• **Website and app data records**
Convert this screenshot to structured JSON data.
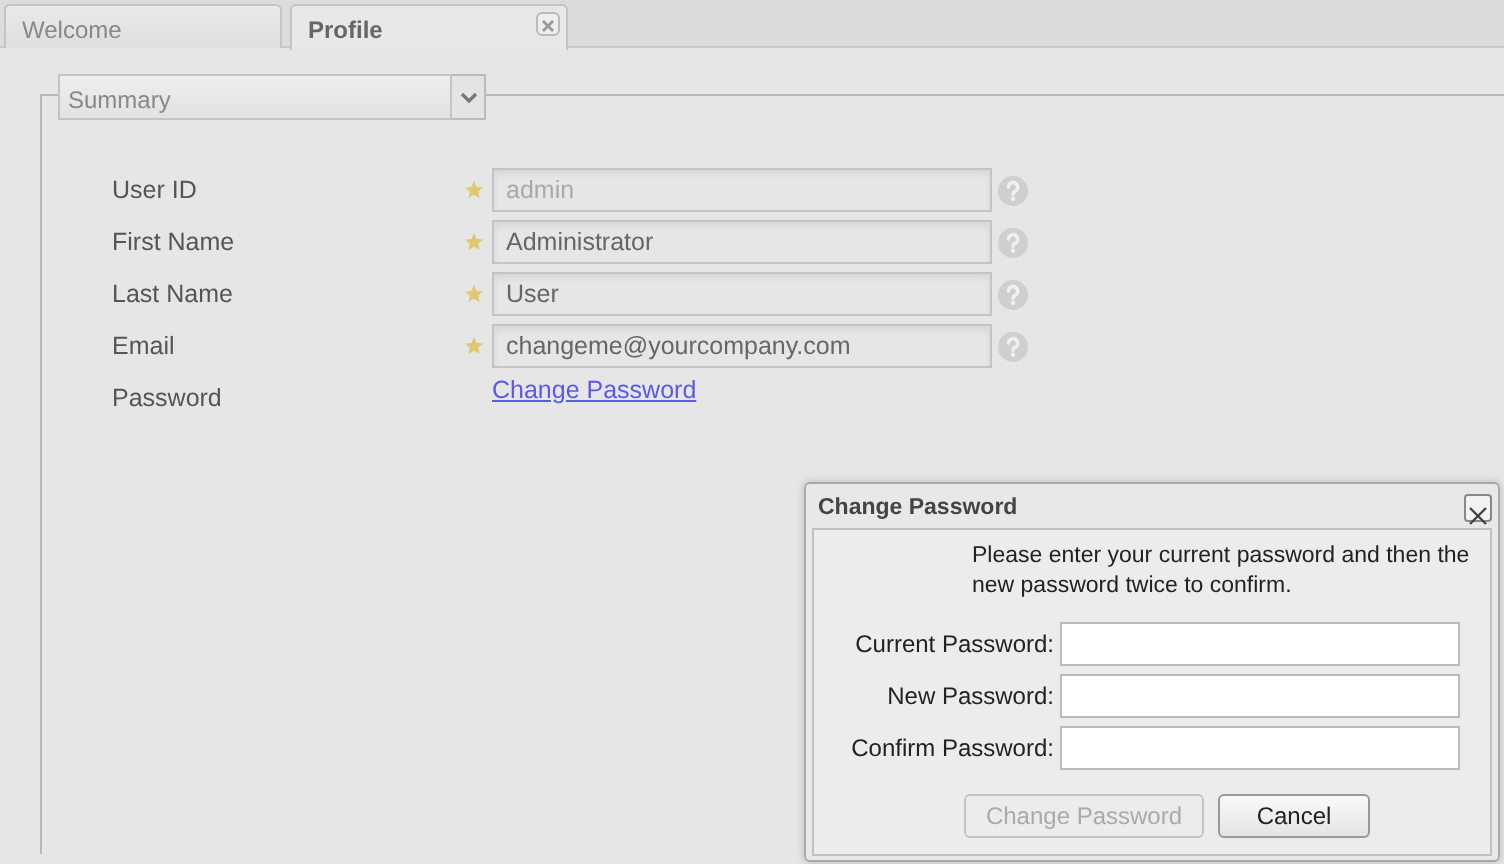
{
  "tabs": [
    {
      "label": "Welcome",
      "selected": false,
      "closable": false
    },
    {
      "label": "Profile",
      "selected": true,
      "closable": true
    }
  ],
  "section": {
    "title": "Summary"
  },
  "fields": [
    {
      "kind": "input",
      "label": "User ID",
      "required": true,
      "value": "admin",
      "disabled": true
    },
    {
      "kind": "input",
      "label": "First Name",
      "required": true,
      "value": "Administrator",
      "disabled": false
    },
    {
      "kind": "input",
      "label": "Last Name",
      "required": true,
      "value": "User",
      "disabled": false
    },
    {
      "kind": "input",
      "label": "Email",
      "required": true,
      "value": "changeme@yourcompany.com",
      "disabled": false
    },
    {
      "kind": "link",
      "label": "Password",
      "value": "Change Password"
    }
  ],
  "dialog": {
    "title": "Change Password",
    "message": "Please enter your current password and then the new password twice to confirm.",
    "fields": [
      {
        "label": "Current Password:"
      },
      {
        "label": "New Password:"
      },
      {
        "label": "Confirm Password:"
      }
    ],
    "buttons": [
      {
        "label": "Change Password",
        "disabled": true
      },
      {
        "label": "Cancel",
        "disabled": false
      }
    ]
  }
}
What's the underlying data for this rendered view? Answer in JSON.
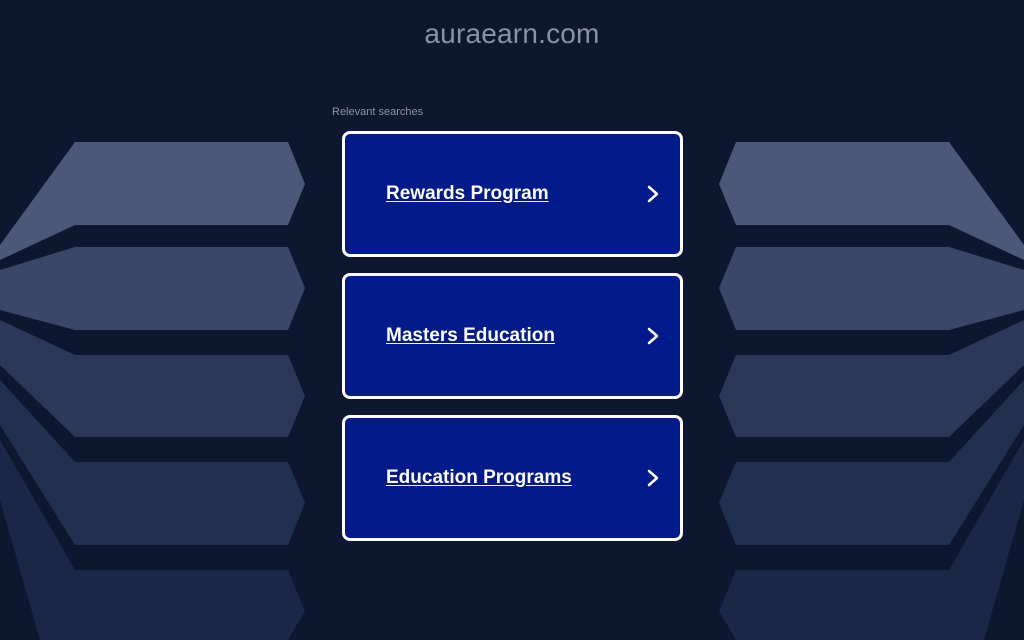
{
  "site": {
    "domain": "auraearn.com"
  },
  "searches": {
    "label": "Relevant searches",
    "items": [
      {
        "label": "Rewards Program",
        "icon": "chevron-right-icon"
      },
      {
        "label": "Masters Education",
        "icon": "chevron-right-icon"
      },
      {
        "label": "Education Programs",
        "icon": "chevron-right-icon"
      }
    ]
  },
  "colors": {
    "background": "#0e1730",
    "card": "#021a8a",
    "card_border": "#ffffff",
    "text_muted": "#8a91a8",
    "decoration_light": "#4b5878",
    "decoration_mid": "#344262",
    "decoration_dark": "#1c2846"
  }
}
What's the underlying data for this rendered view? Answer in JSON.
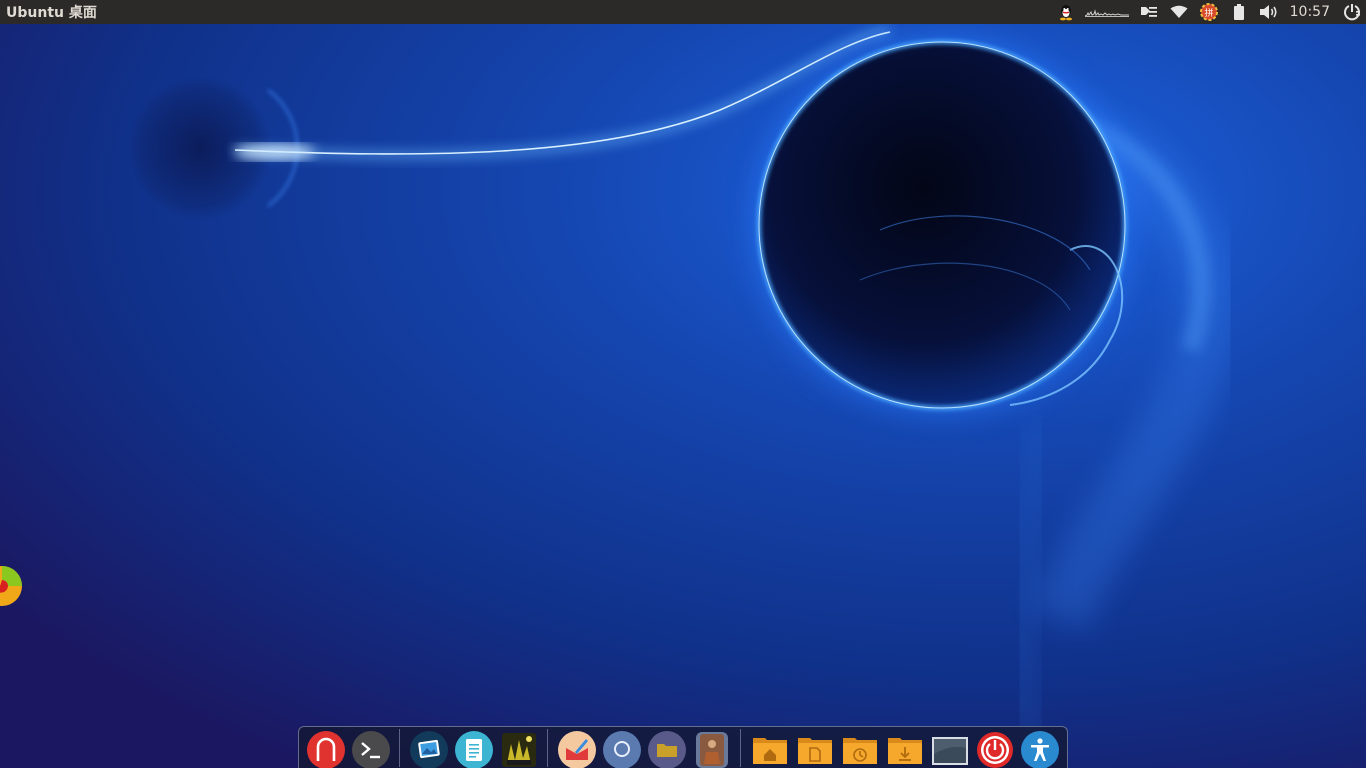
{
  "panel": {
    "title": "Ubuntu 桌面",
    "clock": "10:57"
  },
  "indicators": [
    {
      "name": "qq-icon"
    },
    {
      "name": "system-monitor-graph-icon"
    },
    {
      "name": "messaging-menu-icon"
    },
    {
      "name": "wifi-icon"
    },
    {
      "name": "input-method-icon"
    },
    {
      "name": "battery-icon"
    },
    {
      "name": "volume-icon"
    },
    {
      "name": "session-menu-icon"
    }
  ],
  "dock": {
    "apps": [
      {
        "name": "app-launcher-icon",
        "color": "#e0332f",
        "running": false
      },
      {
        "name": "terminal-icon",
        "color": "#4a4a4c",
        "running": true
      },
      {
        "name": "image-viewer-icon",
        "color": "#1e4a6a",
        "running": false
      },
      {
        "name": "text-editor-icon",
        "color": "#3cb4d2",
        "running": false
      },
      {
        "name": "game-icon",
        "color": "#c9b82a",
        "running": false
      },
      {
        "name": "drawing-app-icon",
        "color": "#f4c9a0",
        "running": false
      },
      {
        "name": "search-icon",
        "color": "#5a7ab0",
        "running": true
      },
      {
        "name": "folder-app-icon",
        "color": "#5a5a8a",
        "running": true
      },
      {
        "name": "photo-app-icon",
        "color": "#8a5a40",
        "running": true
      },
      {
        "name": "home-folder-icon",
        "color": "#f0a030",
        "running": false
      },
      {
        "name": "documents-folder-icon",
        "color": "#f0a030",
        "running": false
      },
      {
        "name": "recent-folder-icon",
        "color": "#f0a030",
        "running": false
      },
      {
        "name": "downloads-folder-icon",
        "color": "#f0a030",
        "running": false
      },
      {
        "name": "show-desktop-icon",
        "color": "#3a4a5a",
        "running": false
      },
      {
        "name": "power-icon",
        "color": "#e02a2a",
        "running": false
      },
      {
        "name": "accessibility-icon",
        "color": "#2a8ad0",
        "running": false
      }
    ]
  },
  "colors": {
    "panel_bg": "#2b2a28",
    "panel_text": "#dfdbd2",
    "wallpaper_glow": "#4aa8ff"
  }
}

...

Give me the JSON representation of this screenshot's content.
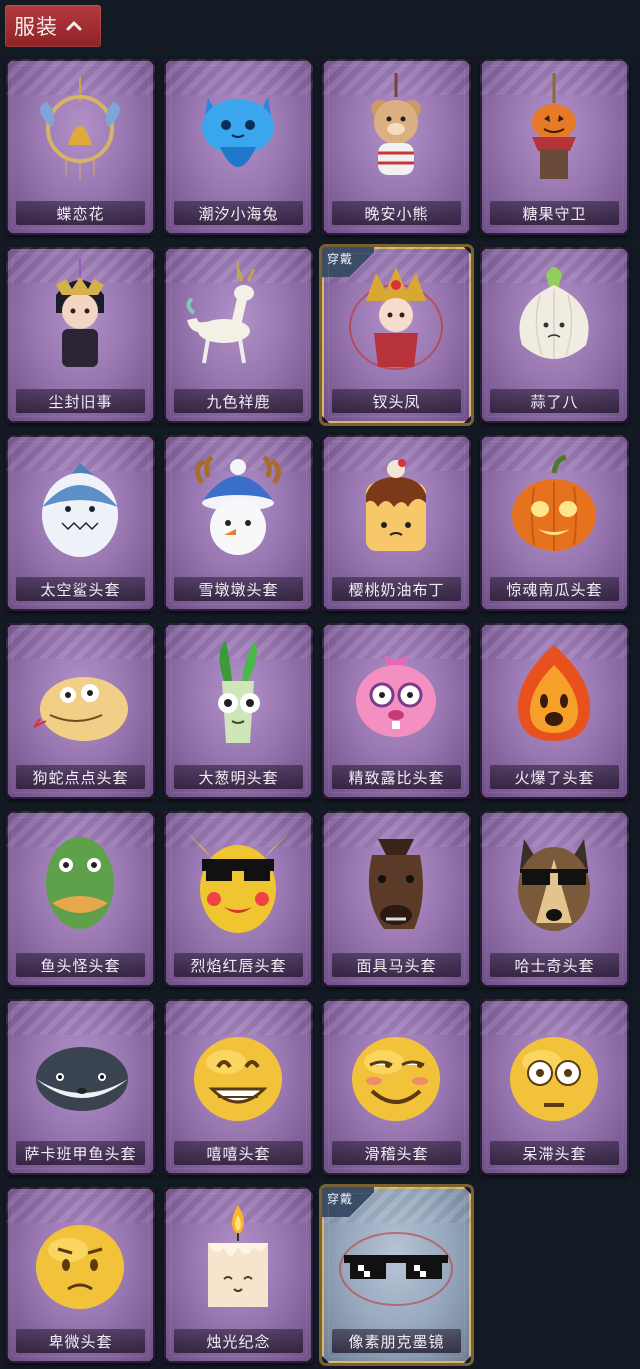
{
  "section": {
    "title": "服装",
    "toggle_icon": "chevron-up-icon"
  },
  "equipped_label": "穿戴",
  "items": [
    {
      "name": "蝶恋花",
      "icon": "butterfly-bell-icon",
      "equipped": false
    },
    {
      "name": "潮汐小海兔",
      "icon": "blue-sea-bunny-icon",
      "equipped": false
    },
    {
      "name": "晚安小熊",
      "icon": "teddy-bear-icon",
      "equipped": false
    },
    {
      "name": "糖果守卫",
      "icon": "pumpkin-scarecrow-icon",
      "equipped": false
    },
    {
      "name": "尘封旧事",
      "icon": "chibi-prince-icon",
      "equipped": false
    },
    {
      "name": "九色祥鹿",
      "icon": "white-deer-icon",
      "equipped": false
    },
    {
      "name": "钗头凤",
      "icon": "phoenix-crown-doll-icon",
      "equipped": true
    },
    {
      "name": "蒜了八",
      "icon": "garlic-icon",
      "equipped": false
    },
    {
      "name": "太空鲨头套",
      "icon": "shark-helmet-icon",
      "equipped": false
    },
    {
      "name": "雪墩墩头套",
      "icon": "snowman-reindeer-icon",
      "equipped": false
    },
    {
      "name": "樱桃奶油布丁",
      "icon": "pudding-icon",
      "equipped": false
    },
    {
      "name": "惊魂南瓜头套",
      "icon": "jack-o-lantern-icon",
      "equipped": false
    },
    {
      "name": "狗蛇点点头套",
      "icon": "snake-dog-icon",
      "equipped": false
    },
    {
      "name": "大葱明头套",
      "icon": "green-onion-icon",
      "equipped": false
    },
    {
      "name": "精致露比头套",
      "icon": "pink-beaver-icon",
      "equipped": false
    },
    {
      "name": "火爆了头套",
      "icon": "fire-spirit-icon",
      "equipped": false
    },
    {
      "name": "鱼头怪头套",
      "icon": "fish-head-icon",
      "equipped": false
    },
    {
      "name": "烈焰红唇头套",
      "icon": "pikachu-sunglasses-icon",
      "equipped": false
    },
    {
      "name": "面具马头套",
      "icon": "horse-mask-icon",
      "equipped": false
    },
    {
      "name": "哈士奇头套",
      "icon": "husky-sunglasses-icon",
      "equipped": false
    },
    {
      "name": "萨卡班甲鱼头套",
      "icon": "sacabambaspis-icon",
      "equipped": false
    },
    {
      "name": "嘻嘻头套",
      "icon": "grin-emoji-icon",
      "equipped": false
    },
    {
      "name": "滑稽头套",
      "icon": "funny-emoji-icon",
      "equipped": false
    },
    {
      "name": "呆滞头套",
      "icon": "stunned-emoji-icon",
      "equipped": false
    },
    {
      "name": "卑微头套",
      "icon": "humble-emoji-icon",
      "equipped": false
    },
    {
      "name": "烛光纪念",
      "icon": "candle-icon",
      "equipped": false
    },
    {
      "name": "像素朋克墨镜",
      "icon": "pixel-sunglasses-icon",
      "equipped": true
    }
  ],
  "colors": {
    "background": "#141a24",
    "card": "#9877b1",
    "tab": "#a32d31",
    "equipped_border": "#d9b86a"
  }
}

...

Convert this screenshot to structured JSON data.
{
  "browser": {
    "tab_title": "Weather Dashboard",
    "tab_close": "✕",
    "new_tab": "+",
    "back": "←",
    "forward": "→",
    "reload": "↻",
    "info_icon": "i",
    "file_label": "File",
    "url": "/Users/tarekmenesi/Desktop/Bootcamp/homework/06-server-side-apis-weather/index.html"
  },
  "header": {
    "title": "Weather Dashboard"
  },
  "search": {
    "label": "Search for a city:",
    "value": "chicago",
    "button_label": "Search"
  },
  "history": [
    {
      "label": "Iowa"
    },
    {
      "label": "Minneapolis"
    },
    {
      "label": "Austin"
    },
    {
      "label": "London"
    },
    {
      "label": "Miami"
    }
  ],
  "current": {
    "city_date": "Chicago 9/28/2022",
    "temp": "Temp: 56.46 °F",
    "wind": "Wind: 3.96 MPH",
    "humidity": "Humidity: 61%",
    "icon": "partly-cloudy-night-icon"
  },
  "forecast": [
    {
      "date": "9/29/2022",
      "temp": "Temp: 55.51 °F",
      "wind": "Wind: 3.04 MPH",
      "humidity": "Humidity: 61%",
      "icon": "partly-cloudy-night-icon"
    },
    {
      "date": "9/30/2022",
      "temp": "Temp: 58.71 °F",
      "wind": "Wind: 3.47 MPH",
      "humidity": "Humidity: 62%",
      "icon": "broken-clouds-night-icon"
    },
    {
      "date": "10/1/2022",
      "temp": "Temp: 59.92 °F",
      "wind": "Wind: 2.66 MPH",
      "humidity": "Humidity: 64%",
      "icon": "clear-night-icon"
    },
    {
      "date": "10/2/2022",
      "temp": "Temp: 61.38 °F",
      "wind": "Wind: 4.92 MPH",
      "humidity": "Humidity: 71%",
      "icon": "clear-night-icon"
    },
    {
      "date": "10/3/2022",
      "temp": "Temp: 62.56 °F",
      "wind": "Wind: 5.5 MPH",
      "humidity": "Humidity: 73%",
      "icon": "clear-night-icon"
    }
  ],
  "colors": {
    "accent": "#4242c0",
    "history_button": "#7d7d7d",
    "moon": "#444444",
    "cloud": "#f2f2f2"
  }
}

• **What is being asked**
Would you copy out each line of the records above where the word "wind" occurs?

• **Task response**
    "wind": "Wind: 3.96 MPH",
      "wind": "Wind: 3.04 MPH",
      "wind": "Wind: 3.47 MPH",
      "wind": "Wind: 2.66 MPH",
      "wind": "Wind: 4.92 MPH",
      "wind": "Wind: 5.5 MPH",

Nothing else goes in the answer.